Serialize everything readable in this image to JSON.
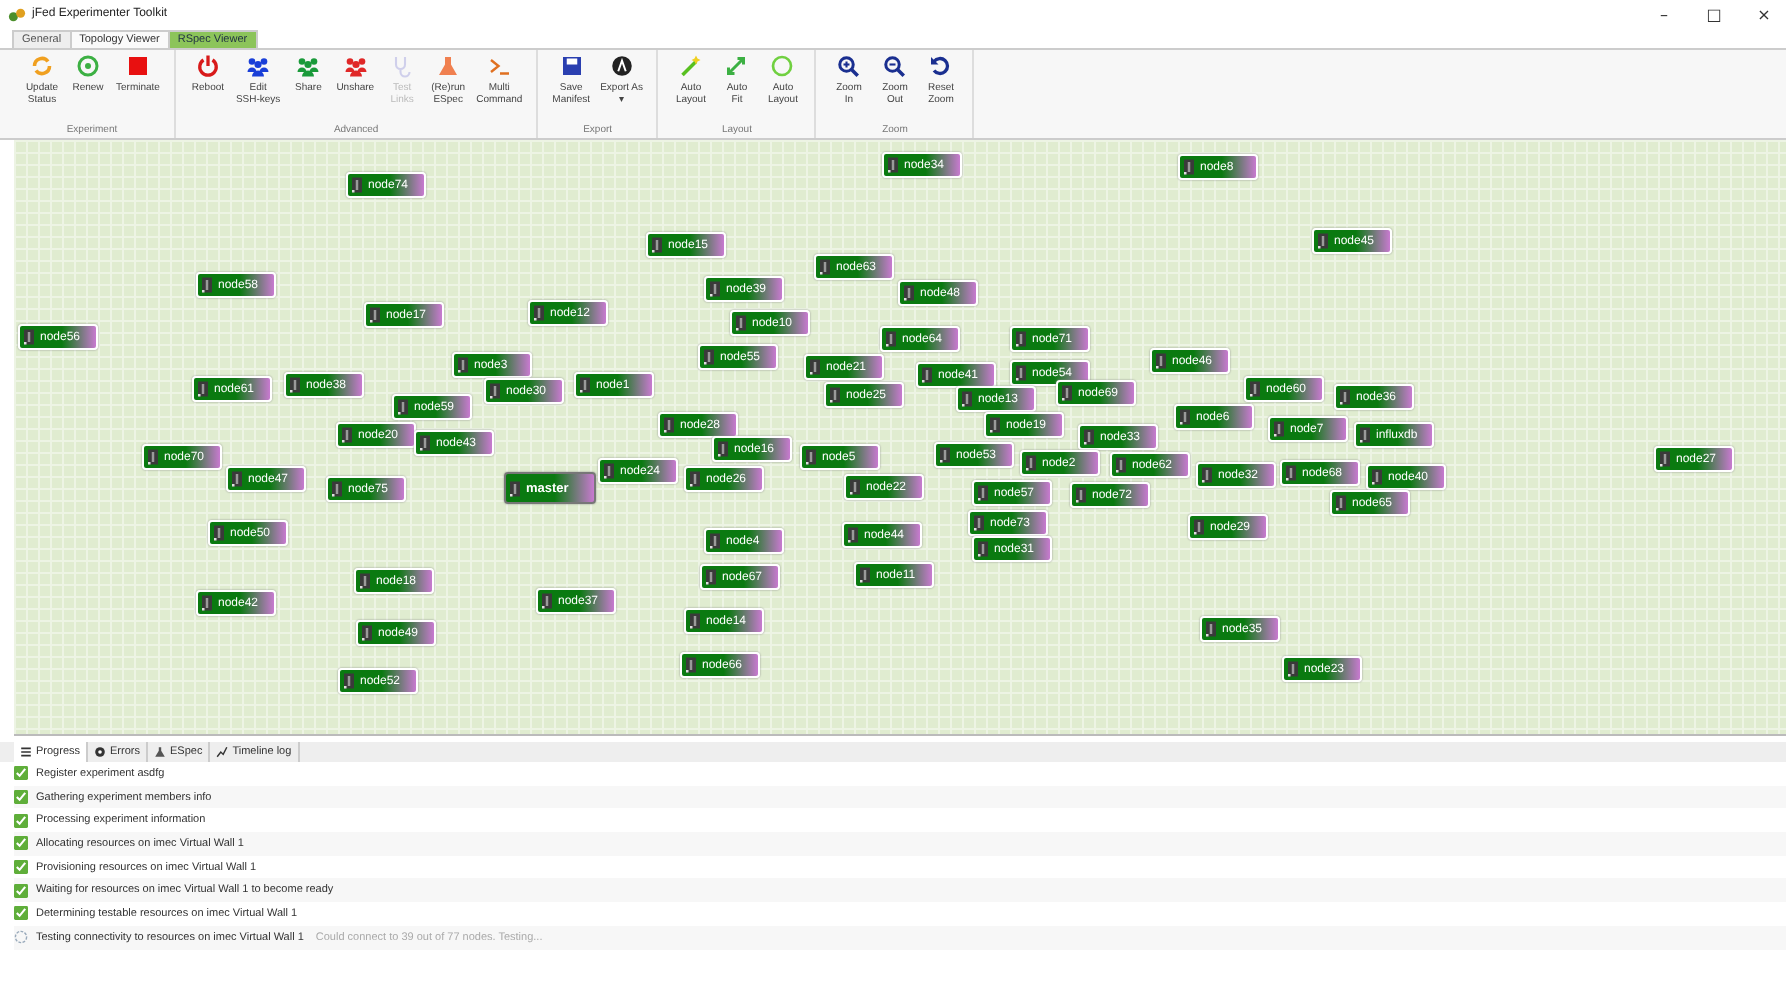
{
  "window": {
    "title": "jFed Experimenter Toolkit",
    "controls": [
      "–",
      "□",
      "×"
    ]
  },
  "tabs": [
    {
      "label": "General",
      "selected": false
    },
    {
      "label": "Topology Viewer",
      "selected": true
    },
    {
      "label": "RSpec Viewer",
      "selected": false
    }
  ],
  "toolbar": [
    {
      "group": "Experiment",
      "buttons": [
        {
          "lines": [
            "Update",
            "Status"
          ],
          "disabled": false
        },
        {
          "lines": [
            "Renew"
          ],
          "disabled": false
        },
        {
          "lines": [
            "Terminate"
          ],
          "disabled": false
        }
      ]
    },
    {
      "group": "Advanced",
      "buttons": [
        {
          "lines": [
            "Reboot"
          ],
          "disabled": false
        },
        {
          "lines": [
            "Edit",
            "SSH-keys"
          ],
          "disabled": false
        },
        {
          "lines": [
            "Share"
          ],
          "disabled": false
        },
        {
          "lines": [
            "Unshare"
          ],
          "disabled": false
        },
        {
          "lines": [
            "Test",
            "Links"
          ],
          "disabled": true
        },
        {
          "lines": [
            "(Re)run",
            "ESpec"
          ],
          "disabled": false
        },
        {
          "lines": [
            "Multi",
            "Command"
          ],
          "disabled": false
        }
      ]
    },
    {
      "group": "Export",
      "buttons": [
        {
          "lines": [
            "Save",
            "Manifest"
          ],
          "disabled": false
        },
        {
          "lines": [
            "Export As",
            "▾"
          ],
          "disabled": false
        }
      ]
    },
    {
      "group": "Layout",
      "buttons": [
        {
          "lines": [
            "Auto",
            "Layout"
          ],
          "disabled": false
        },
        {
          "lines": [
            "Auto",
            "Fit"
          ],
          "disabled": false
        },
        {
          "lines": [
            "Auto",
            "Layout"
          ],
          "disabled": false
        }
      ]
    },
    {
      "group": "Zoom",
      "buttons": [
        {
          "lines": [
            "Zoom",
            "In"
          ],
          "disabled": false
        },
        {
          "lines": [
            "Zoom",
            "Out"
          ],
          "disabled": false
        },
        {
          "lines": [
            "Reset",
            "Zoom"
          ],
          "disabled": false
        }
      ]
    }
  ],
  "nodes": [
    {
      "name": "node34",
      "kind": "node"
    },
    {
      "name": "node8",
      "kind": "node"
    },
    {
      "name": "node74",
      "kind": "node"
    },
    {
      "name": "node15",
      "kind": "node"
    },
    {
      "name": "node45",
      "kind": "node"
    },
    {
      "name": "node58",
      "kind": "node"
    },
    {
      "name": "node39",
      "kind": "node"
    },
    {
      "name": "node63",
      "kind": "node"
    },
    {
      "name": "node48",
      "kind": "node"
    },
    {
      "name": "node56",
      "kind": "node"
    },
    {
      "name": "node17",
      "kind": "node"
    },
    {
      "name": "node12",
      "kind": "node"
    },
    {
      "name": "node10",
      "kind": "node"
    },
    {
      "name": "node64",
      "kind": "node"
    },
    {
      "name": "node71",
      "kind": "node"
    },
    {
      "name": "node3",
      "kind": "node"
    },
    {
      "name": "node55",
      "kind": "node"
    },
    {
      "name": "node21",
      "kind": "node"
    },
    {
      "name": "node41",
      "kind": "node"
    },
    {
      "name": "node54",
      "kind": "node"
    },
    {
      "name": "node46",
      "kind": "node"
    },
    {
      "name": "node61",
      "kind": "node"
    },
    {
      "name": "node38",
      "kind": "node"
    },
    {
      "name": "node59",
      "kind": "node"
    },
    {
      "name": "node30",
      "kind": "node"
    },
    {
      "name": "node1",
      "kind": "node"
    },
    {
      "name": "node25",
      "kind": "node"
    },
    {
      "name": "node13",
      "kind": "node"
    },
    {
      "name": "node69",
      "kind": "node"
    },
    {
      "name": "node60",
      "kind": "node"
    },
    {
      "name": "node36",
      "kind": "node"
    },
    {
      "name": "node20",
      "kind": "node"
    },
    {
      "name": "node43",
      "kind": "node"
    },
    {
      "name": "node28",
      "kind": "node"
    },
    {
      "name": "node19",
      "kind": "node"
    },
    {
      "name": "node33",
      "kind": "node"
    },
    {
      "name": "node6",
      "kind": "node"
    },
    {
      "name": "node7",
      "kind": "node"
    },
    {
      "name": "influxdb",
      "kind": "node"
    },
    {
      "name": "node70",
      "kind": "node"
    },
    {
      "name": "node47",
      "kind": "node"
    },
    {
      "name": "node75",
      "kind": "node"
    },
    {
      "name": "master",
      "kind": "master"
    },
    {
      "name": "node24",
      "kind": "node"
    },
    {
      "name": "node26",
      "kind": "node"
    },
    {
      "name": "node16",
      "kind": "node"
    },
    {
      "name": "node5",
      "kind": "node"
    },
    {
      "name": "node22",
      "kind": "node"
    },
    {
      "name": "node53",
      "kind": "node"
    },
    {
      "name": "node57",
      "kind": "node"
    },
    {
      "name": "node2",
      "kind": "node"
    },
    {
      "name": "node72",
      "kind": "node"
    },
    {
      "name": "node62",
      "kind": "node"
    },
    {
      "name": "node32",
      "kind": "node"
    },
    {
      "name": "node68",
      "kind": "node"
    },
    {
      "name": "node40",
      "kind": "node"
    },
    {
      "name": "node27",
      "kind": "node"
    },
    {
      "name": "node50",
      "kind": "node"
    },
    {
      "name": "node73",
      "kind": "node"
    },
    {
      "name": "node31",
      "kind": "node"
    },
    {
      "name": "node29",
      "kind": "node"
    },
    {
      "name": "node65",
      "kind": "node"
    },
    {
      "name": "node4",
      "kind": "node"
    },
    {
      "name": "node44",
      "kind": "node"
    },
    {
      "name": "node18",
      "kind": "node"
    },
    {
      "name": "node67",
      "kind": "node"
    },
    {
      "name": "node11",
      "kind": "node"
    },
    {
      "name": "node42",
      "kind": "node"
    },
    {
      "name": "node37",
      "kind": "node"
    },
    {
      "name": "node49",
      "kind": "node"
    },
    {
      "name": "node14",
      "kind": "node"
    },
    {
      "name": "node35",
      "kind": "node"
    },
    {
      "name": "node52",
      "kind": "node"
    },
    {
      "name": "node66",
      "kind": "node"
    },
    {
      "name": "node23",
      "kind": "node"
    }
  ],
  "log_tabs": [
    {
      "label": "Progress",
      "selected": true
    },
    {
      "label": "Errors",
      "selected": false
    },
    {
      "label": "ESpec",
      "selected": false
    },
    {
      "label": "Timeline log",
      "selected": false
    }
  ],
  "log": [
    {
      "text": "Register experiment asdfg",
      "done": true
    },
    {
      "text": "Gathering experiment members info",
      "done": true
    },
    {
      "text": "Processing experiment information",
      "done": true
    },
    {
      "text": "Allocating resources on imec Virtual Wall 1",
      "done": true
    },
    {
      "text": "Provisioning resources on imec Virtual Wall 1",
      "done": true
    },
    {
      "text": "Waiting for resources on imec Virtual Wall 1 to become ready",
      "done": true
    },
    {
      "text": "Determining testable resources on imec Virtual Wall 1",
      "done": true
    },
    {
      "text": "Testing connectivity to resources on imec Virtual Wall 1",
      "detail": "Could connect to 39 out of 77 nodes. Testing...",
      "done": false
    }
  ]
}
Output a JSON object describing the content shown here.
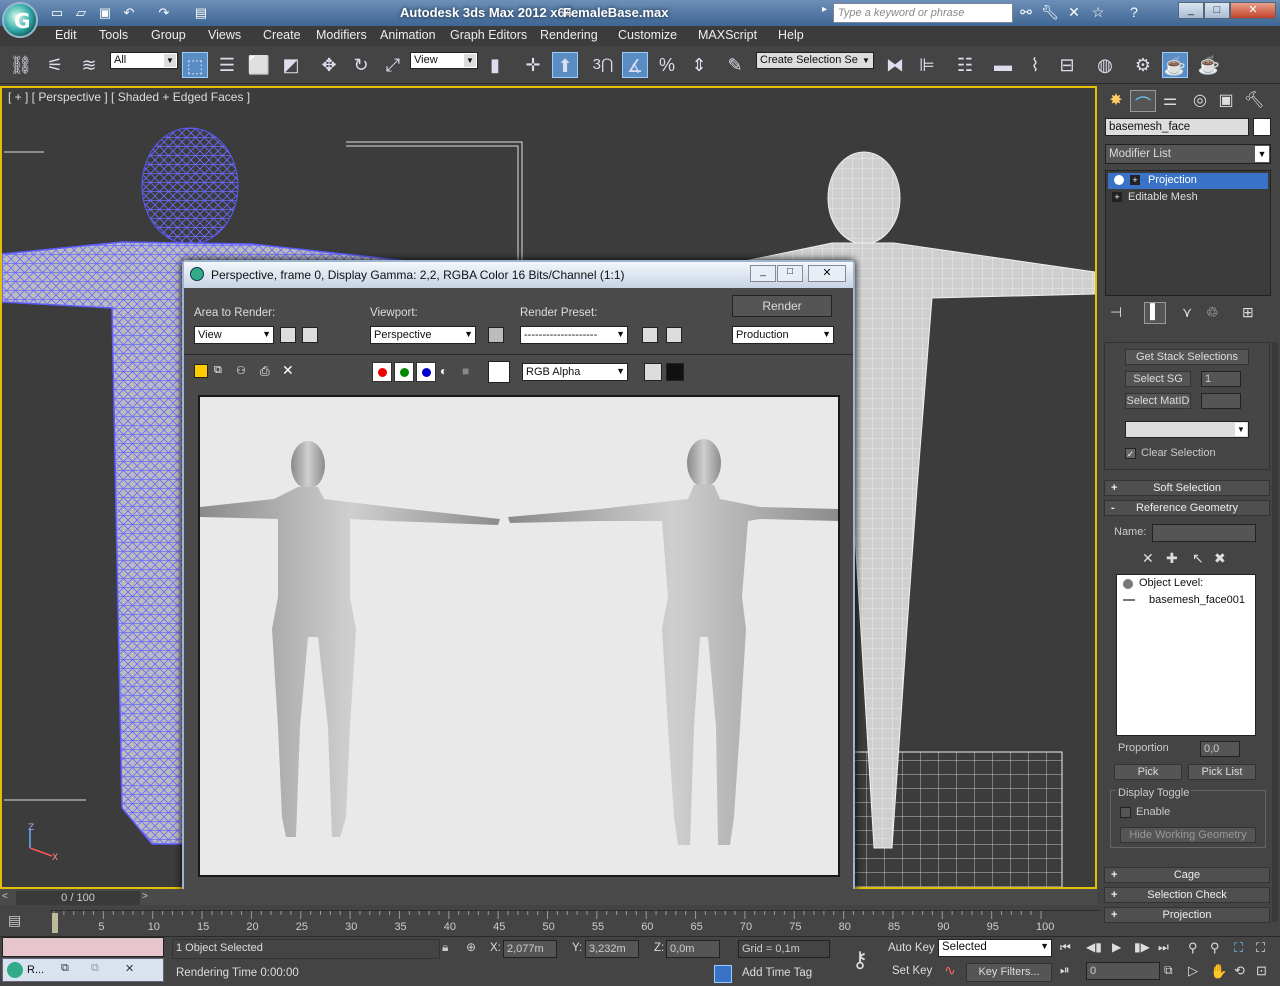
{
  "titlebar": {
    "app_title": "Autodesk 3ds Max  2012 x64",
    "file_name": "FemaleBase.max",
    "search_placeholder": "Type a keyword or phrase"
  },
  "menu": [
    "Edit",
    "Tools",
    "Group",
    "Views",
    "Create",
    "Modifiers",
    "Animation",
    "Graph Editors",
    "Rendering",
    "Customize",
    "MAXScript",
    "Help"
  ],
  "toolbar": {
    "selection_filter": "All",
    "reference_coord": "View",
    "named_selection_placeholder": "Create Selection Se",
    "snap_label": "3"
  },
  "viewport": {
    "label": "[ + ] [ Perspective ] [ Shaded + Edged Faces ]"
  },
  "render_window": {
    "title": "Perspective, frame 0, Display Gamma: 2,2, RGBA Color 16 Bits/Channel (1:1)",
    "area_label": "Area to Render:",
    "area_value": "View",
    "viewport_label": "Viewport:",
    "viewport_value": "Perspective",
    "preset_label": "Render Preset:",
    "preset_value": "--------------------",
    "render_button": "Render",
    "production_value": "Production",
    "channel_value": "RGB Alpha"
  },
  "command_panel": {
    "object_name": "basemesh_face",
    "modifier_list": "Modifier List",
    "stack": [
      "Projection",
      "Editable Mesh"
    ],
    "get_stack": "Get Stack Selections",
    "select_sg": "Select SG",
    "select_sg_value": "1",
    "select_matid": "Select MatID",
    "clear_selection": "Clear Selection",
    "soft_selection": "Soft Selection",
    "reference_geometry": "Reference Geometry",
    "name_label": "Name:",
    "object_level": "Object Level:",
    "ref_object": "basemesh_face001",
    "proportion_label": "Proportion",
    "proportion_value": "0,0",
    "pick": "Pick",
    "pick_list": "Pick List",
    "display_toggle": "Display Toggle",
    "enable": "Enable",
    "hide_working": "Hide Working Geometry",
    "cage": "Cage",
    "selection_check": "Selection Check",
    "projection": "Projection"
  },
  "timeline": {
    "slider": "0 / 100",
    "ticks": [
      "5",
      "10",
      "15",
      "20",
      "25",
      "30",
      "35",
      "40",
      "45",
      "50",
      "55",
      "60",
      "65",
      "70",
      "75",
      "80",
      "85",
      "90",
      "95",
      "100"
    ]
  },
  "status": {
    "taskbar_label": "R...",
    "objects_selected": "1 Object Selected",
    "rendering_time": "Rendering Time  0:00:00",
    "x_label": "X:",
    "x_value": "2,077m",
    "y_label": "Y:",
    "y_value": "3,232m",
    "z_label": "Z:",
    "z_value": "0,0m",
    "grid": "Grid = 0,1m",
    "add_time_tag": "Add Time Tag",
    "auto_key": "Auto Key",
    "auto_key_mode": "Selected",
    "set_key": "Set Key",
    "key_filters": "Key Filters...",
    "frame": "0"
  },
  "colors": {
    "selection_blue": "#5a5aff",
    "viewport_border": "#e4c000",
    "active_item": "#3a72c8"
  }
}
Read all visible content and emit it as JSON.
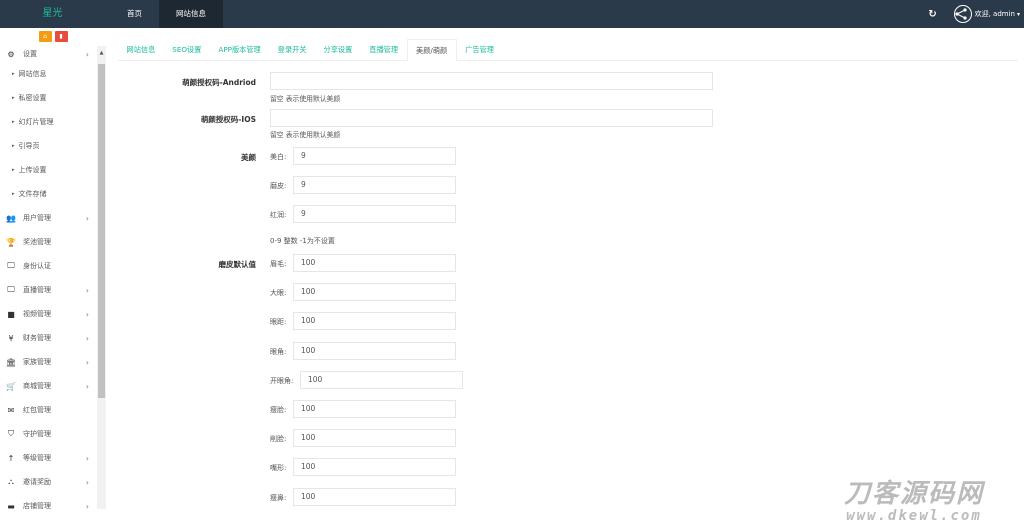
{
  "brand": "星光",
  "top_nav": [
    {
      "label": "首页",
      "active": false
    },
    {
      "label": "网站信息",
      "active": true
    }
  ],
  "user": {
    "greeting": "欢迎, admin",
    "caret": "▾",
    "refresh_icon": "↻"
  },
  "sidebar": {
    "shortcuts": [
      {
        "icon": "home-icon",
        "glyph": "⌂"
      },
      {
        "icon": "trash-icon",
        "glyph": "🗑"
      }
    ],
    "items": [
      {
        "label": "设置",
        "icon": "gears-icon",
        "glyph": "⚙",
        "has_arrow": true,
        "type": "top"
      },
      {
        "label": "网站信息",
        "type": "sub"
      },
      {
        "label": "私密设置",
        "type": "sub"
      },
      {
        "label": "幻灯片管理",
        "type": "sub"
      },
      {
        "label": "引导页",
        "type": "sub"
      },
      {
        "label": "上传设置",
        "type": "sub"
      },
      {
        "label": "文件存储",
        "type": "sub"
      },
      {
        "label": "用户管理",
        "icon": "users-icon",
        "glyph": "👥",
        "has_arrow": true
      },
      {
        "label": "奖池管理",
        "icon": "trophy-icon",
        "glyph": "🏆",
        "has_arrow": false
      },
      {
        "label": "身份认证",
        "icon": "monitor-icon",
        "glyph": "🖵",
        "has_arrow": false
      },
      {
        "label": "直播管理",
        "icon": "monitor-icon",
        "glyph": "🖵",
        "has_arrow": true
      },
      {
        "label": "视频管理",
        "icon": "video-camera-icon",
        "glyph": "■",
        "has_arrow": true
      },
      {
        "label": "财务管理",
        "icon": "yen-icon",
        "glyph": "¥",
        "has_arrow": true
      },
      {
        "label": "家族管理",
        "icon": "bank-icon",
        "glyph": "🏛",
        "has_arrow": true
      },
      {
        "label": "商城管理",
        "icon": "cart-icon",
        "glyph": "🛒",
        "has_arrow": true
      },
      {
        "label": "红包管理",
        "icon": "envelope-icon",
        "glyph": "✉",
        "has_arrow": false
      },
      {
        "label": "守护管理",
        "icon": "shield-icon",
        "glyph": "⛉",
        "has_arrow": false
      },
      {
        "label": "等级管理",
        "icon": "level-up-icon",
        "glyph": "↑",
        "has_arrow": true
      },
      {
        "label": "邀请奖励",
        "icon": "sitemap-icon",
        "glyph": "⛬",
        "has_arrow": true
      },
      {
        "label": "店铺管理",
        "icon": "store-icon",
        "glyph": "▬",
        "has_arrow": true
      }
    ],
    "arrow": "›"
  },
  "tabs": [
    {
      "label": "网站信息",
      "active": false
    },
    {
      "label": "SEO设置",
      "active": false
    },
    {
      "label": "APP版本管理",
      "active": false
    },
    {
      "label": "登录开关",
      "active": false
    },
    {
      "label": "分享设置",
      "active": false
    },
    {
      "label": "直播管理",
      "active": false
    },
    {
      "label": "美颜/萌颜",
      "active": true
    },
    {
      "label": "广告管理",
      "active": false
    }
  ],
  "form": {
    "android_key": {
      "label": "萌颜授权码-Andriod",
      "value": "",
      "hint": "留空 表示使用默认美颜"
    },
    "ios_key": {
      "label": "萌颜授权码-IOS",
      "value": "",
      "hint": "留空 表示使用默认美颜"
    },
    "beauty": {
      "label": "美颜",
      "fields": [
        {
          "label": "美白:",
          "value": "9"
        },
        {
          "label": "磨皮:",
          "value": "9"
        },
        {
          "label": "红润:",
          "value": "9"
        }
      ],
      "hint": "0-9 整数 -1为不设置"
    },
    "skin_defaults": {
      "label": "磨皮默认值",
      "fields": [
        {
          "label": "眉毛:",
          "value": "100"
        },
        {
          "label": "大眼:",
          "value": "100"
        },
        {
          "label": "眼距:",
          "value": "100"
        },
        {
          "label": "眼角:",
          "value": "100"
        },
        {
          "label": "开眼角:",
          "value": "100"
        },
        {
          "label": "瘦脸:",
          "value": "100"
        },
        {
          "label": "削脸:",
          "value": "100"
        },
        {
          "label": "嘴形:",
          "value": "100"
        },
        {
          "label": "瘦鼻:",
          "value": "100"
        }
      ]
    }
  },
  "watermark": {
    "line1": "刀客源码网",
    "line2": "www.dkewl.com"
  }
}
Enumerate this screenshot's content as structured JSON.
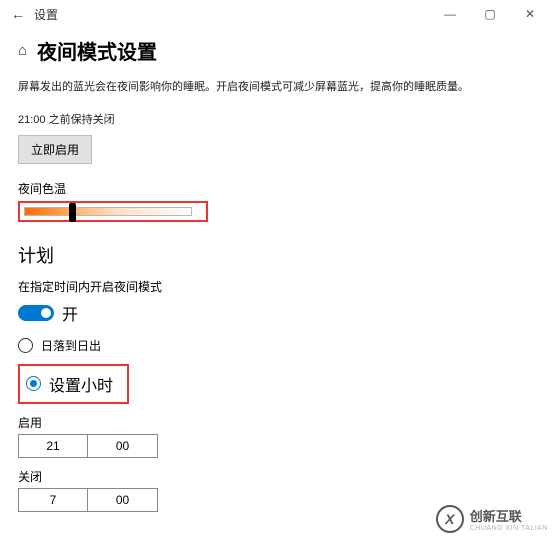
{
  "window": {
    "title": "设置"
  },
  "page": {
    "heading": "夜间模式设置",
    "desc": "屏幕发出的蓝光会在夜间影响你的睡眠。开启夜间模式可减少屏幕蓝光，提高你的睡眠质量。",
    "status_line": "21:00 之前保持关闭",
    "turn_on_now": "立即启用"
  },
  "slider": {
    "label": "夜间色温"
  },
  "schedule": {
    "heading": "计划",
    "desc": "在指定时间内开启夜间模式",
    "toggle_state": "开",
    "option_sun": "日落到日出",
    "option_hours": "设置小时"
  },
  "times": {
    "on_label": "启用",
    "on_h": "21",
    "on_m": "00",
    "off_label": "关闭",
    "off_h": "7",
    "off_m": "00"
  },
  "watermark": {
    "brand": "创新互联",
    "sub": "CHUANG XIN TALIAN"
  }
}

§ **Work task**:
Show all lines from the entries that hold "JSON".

§ **Response area**:
Serialize everything readable in this image to JSON.
Output a JSON object describing the content shown here.
Read all visible content and emit it as JSON.
Enumerate this screenshot's content as structured JSON.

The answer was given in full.